"But let him ask in faith, with no doubting, for the one who doubts is like a wave of the sea that is driven and tossed by the wind. 
For that person must not suppose that he will receive anything from the Lord;" 

I was doubting. There was no excusing it. 

Every time I repeat my old familiar line, I cannot manage my own children, I am doubting God. Every time I refuse to believe that he has given me everything I need not only to do my life, but to do it with godliness, I doubt him. I fail to trust. I fail to have faith. When I step out in calm waters, its easy to believe that God can give me the wisdom I need to shepherd my children toward his heart. But when the waves of sleepless children and disobedient hearts shake me, I doubt God's plan. I doubt his goodness. I doubt that every small task in my life is a kindness meant to guide my soul closer to his.

This morning I went out skiing. I was busy with my boys when my dad popped in and told me the lake was glass. I peeked out the window and confirmed it for myself. Since turning 30, I have decided that the physical work of skiing is only worth it if the water is going to be perfect. But by the time I got in my swimming suit and wet suit, the boys in life jackets, the ski and rope and gloves secured, the glassy water had turned to ripples.

"We'll find smooth water." my dad assured me. I didn't feel confident, but I since I had already done the work of getting out there, I was going. We drove through the ripples, and I decided it wasn't so bad. It wasn't perfect, but it wasn't waves. Then we hit some boat wakes, and my confidence dropped. Would this tired, broken body of mine hold up? As silly as it sounds, I was afraid. Afraid that I would lose control, afraid I would fall in front of my kids. As I started to bounce, I made my way back inside the wake.

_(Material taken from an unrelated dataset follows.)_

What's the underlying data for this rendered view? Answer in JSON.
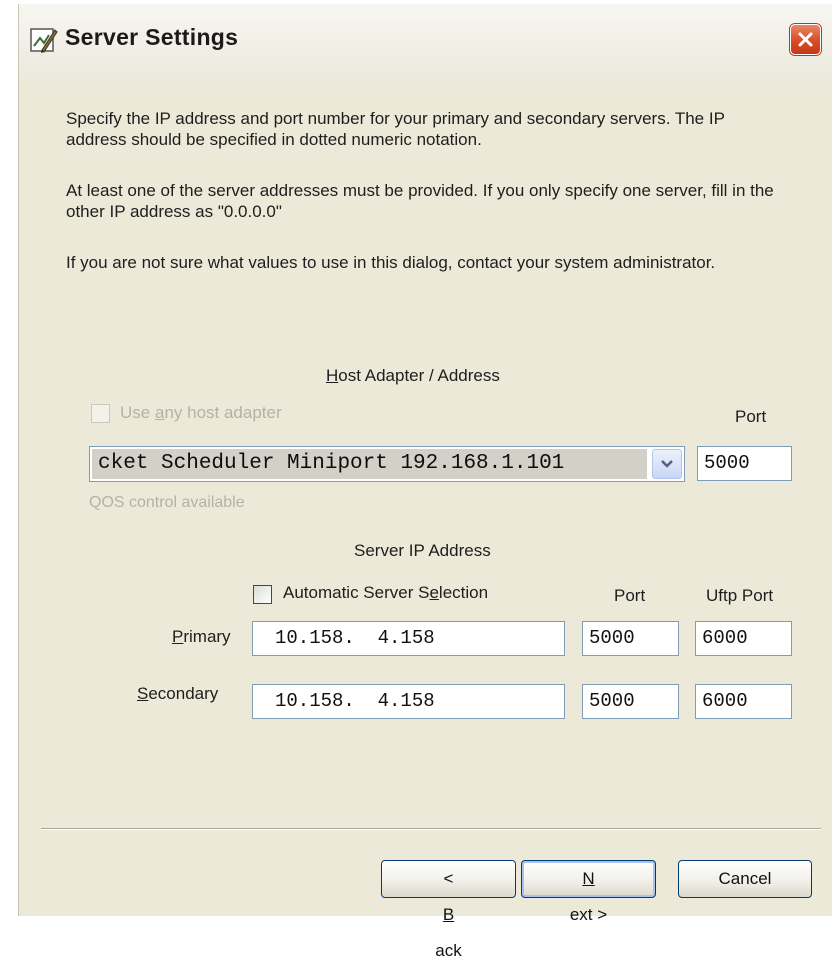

The waves bounced around me, but in the safety of the wake, my way was smooth. The beauty of the boat is that it slices through the rough water, leaving a smooth path behind for a tired, scared skier like me. I focused on the strength of the boat and it didn't fail to pull me through the rough to the smooth glassy water on the other side of the waves. 

The beauty of trusting in God is that when the troublesome waters of everyday life start to roll, He goes before us. His promises can make the most dangerous waters glassy smooth under our feet. But this wisdom is not granted when we aren't trusting in Him. God is bountiful with his promises and goodness, but we have to receive them. 

Open up your heart dear friend, God's promises are waiting to guide you through your turbulent waters. God has wisdom waiting for any situation, but you must trust in Him to receive it. He can make the water beneath your feet peaceful and smooth even as the waves rage around you. 

In Mark 9, an overwhelmed father brings his demon possessed son to Jesus for healing. May his honest words be the battle cry of every parent who finds their beautiful children to be more than they can manage:

"I believe; help my unbelief!"

Pray it daily. Whisper it in the moments you cannot manage to trust in God's promises through your own power. Shout it when you need to know God hears you. Then be still and know that He is God.